With a few exceptions in all three baskets, each indicator is equally weighted within them. Indicators that correlate closely, do not apply to certain countries or run orthogonally to each other, are diluted to prevent double-counting of scores.
Economic growth and development: The super gasoline and diesel indicators combine to form a mini-index within the economic growth and development basket; this mini-index is allocated equal weighting with the other indicators.

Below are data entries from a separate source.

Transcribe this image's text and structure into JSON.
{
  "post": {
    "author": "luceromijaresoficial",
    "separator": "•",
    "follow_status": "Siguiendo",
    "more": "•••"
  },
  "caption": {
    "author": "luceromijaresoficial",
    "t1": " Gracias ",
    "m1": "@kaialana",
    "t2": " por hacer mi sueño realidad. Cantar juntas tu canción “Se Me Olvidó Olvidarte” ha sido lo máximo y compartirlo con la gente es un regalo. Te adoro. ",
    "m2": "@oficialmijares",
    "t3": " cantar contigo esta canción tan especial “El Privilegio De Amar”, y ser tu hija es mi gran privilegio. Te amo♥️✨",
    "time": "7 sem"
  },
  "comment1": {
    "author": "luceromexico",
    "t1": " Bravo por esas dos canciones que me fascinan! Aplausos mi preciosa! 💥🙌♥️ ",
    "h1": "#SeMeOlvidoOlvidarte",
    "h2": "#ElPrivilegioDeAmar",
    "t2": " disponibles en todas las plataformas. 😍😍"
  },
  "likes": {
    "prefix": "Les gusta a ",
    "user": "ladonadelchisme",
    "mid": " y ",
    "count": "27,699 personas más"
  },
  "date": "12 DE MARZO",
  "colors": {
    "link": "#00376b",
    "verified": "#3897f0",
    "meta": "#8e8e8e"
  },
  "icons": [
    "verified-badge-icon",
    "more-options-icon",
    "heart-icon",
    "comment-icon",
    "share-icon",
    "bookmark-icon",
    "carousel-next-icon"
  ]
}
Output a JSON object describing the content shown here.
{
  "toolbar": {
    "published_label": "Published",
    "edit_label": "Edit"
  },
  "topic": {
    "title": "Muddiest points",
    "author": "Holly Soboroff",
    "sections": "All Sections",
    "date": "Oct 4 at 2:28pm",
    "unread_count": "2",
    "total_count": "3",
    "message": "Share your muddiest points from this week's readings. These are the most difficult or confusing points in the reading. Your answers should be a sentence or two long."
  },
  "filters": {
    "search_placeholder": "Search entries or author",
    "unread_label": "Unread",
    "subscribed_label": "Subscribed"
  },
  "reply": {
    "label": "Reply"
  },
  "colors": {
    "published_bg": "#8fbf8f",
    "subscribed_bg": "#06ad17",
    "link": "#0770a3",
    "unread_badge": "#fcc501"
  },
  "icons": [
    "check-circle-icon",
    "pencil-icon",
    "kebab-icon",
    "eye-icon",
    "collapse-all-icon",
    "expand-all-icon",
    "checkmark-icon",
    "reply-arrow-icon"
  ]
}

Within the same basket, the indicators for fuel imports and exports as a share of GDP are combined to form a mini-index, which is also allocated equal weighting with the other indicators.
Environmental sustainability: The nitrous-oxide emissions and methane emissions indicators are combined to form a mini-index within the environmental sustainability basket; this mini-index is allocated equal weighting with the other indicators.
Energy security and access: The score for the energy imports indicator (for countries that are net importers) is combined with the score for the diversification of import counterparts indicator to form a mini-index, which is allocated equal weighting with the other indicators.
Table 13 provides the metadata for each of the selected indicators, including: the title; the rationale for each indicator’s inclusion in the EAPI; the year for which the latest data is available; the source of the data; the time series it covers; any technical notes related to the construction of the indicator including nominators, denominators and unit; and the URL for the source data (if available).